▶ Directions:
Tally the lines below that include the string "Mbps". Reply with the total only.

[Dataset excerpts]
#####

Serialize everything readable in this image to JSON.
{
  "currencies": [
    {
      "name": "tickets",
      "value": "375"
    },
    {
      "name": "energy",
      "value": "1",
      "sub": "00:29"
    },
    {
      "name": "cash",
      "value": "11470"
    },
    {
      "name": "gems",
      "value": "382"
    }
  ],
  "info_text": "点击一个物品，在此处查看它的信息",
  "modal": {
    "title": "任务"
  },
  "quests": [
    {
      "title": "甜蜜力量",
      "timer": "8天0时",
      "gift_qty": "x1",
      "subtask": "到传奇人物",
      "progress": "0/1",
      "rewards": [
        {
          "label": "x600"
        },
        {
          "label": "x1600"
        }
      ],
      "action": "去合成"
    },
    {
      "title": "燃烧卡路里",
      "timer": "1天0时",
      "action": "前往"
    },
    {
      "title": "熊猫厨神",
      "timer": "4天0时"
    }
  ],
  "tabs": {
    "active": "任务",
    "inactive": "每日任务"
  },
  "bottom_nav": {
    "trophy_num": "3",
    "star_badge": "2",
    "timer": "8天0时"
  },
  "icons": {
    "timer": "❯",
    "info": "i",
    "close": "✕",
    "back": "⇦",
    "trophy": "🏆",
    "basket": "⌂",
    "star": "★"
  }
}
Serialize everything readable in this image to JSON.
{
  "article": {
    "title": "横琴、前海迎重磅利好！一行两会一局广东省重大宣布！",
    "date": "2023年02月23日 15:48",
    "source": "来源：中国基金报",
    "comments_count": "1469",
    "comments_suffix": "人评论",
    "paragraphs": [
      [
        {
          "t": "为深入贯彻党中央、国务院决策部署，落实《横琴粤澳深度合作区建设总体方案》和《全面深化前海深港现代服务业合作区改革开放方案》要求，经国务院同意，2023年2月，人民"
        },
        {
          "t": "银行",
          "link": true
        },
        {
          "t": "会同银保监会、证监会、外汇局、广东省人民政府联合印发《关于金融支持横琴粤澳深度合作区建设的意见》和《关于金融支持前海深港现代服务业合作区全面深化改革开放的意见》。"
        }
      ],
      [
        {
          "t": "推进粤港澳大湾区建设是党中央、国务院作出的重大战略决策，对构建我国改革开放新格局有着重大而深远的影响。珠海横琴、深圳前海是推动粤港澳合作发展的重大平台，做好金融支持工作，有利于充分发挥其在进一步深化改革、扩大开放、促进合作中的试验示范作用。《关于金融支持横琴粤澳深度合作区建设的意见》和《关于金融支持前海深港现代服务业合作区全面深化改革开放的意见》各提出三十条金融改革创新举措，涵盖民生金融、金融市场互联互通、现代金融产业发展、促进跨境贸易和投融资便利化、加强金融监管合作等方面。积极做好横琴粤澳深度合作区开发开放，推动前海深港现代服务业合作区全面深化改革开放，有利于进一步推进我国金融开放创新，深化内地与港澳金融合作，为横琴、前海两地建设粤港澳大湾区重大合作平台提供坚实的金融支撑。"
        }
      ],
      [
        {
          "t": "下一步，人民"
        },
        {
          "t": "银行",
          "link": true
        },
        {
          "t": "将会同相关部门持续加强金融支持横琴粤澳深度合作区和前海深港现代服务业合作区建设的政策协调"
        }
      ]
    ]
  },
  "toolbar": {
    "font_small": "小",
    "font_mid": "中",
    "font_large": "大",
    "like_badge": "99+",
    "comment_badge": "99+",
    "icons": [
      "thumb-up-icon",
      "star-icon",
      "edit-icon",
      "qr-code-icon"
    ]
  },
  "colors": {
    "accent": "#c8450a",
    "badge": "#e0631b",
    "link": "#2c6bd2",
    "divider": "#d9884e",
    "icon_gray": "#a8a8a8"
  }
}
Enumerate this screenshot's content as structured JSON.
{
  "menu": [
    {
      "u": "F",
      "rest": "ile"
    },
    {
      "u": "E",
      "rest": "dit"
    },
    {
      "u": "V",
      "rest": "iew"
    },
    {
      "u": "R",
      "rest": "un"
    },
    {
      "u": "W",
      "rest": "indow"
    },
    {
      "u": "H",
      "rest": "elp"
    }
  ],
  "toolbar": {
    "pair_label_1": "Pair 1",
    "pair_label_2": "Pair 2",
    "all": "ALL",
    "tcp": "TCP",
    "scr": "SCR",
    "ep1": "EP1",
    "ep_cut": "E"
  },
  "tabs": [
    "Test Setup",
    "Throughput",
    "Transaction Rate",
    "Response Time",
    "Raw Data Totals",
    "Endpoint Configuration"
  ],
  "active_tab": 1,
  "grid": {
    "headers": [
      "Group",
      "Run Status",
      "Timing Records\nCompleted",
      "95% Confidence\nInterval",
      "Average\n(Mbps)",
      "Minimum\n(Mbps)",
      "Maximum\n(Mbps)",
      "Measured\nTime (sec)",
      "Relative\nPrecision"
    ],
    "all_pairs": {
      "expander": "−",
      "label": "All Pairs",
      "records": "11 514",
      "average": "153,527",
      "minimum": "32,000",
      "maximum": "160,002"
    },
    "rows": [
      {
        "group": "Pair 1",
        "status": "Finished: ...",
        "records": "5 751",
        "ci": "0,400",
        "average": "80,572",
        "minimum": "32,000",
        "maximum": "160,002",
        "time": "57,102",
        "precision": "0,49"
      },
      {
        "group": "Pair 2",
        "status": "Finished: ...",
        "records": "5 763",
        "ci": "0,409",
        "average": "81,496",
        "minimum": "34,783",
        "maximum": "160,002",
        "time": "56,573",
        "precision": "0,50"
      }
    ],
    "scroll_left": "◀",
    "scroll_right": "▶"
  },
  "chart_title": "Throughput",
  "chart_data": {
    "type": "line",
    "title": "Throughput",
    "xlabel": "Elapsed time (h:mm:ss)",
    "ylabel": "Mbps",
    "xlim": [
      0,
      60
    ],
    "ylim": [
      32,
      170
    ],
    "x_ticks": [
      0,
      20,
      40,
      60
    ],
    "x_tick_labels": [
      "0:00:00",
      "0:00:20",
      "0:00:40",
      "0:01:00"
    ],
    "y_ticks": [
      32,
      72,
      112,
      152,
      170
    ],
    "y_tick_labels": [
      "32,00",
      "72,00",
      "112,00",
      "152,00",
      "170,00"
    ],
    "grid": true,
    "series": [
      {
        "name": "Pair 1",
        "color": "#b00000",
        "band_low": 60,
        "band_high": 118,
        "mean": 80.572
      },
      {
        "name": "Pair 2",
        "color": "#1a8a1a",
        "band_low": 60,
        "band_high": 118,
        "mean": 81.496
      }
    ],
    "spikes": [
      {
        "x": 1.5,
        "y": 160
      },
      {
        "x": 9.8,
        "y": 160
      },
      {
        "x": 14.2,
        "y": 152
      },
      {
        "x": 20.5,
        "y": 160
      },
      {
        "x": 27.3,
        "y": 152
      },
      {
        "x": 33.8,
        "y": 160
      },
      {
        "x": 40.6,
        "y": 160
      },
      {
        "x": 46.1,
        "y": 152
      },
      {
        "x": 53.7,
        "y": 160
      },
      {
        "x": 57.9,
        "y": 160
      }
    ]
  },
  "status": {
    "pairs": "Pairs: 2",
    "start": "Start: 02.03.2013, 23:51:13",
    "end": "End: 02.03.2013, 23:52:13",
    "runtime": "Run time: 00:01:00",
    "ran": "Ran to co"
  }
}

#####

▶ Solved problem:
4